## TASK INSTRUCTIONS
Each entry needs to be retyped exactly.

Records from a data collection:
=-=-=-=-=

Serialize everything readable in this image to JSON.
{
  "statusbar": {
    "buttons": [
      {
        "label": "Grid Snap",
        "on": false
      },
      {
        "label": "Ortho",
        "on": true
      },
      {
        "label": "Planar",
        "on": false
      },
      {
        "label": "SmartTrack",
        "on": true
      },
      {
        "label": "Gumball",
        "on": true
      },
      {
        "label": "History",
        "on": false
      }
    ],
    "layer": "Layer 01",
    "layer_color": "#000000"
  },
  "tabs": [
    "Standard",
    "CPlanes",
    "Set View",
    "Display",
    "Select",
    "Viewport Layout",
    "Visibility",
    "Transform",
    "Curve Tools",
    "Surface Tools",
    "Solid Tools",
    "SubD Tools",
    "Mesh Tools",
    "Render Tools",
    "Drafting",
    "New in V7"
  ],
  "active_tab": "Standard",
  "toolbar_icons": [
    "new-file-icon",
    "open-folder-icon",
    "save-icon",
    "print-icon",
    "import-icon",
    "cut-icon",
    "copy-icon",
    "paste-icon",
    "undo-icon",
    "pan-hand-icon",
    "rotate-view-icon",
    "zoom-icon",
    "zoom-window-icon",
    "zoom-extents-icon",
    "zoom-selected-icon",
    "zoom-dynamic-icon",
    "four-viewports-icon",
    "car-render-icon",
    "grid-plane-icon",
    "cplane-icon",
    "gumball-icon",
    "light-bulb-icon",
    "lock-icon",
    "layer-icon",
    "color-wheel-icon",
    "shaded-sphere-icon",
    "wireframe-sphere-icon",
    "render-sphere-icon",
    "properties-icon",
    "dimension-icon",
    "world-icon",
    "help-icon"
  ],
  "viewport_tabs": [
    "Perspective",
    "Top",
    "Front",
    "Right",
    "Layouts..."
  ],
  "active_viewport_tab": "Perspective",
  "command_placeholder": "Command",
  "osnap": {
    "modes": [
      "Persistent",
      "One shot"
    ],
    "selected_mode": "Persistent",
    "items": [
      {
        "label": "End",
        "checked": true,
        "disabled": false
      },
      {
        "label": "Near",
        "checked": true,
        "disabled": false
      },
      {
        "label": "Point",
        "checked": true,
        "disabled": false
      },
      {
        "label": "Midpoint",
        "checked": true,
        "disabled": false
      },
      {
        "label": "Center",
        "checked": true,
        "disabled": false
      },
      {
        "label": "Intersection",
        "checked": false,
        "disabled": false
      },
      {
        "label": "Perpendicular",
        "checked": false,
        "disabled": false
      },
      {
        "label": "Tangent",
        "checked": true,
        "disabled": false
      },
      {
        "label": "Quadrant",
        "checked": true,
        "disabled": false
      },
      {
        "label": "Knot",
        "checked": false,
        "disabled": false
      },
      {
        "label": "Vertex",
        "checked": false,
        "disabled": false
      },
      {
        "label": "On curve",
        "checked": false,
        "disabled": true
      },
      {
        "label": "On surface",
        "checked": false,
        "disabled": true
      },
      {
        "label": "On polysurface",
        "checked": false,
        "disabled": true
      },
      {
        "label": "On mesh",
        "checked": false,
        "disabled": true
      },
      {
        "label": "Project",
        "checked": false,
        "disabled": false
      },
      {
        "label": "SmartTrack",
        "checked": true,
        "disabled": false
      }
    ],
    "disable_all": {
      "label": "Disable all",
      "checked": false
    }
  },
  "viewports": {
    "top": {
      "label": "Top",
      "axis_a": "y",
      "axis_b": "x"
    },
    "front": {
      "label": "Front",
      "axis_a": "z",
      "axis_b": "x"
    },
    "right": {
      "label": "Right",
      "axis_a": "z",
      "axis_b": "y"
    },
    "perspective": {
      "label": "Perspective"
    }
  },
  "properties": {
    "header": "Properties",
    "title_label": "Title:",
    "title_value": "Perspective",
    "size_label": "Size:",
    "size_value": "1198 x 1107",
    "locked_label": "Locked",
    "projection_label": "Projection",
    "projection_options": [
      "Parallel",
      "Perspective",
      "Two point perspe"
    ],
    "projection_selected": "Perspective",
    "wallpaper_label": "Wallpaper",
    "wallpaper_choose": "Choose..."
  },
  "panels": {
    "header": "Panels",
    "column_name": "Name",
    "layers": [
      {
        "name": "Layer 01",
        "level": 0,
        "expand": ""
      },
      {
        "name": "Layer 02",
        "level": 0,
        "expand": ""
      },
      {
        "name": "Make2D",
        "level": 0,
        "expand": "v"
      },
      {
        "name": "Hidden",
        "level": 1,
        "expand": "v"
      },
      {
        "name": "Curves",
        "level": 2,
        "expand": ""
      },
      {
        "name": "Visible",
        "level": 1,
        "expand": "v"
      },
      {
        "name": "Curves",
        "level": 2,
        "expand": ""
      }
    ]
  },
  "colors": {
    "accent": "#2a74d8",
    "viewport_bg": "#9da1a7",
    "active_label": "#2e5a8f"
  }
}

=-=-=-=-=

## RESPONSE AREA
Serialize everything readable in this image to JSON.
{
  "statusbar": {
    "buttons": [
      {
        "label": "Grid Snap",
        "on": false
      },
      {
        "label": "Ortho",
        "on": true
      },
      {
        "label": "Planar",
        "on": false
      },
      {
        "label": "SmartTrack",
        "on": true
      },
      {
        "label": "Gumball",
        "on": true
      },
      {
        "label": "History",
        "on": false
      }
    ],
    "layer": "Layer 01",
    "layer_color": "#000000"
  },
  "tabs": [
    "Standard",
    "CPlanes",
    "Set View",
    "Display",
    "Select",
    "Viewport Layout",
    "Visibility",
    "Transform",
    "Curve Tools",
    "Surface Tools",
    "Solid Tools",
    "SubD Tools",
    "Mesh Tools",
    "Render Tools",
    "Drafting",
    "New in V7"
  ],
  "active_tab": "Standard",
  "toolbar_icons": [
    "new-file-icon",
    "open-folder-icon",
    "save-icon",
    "print-icon",
    "import-icon",
    "cut-icon",
    "copy-icon",
    "paste-icon",
    "undo-icon",
    "pan-hand-icon",
    "rotate-view-icon",
    "zoom-icon",
    "zoom-window-icon",
    "zoom-extents-icon",
    "zoom-selected-icon",
    "zoom-dynamic-icon",
    "four-viewports-icon",
    "car-render-icon",
    "grid-plane-icon",
    "cplane-icon",
    "gumball-icon",
    "light-bulb-icon",
    "lock-icon",
    "layer-icon",
    "color-wheel-icon",
    "shaded-sphere-icon",
    "wireframe-sphere-icon",
    "render-sphere-icon",
    "properties-icon",
    "dimension-icon",
    "world-icon",
    "help-icon"
  ],
  "viewport_tabs": [
    "Perspective",
    "Top",
    "Front",
    "Right",
    "Layouts..."
  ],
  "active_viewport_tab": "Perspective",
  "command_placeholder": "Command",
  "osnap": {
    "modes": [
      "Persistent",
      "One shot"
    ],
    "selected_mode": "Persistent",
    "items": [
      {
        "label": "End",
        "checked": true,
        "disabled": false
      },
      {
        "label": "Near",
        "checked": true,
        "disabled": false
      },
      {
        "label": "Point",
        "checked": true,
        "disabled": false
      },
      {
        "label": "Midpoint",
        "checked": true,
        "disabled": false
      },
      {
        "label": "Center",
        "checked": true,
        "disabled": false
      },
      {
        "label": "Intersection",
        "checked": false,
        "disabled": false
      },
      {
        "label": "Perpendicular",
        "checked": false,
        "disabled": false
      },
      {
        "label": "Tangent",
        "checked": true,
        "disabled": false
      },
      {
        "label": "Quadrant",
        "checked": true,
        "disabled": false
      },
      {
        "label": "Knot",
        "checked": false,
        "disabled": false
      },
      {
        "label": "Vertex",
        "checked": false,
        "disabled": false
      },
      {
        "label": "On curve",
        "checked": false,
        "disabled": true
      },
      {
        "label": "On surface",
        "checked": false,
        "disabled": true
      },
      {
        "label": "On polysurface",
        "checked": false,
        "disabled": true
      },
      {
        "label": "On mesh",
        "checked": false,
        "disabled": true
      },
      {
        "label": "Project",
        "checked": false,
        "disabled": false
      },
      {
        "label": "SmartTrack",
        "checked": true,
        "disabled": false
      }
    ],
    "disable_all": {
      "label": "Disable all",
      "checked": false
    }
  },
  "viewports": {
    "top": {
      "label": "Top",
      "axis_a": "y",
      "axis_b": "x"
    },
    "front": {
      "label": "Front",
      "axis_a": "z",
      "axis_b": "x"
    },
    "right": {
      "label": "Right",
      "axis_a": "z",
      "axis_b": "y"
    },
    "perspective": {
      "label": "Perspective"
    }
  },
  "properties": {
    "header": "Properties",
    "title_label": "Title:",
    "title_value": "Perspective",
    "size_label": "Size:",
    "size_value": "1198 x 1107",
    "locked_label": "Locked",
    "projection_label": "Projection",
    "projection_options": [
      "Parallel",
      "Perspective",
      "Two point perspe"
    ],
    "projection_selected": "Perspective",
    "wallpaper_label": "Wallpaper",
    "wallpaper_choose": "Choose..."
  },
  "panels": {
    "header": "Panels",
    "column_name": "Name",
    "layers": [
      {
        "name": "Layer 01",
        "level": 0,
        "expand": ""
      },
      {
        "name": "Layer 02",
        "level": 0,
        "expand": ""
      },
      {
        "name": "Make2D",
        "level": 0,
        "expand": "v"
      },
      {
        "name": "Hidden",
        "level": 1,
        "expand": "v"
      },
      {
        "name": "Curves",
        "level": 2,
        "expand": ""
      },
      {
        "name": "Visible",
        "level": 1,
        "expand": "v"
      },
      {
        "name": "Curves",
        "level": 2,
        "expand": ""
      }
    ]
  },
  "colors": {
    "accent": "#2a74d8",
    "viewport_bg": "#9da1a7",
    "active_label": "#2e5a8f"
  }
}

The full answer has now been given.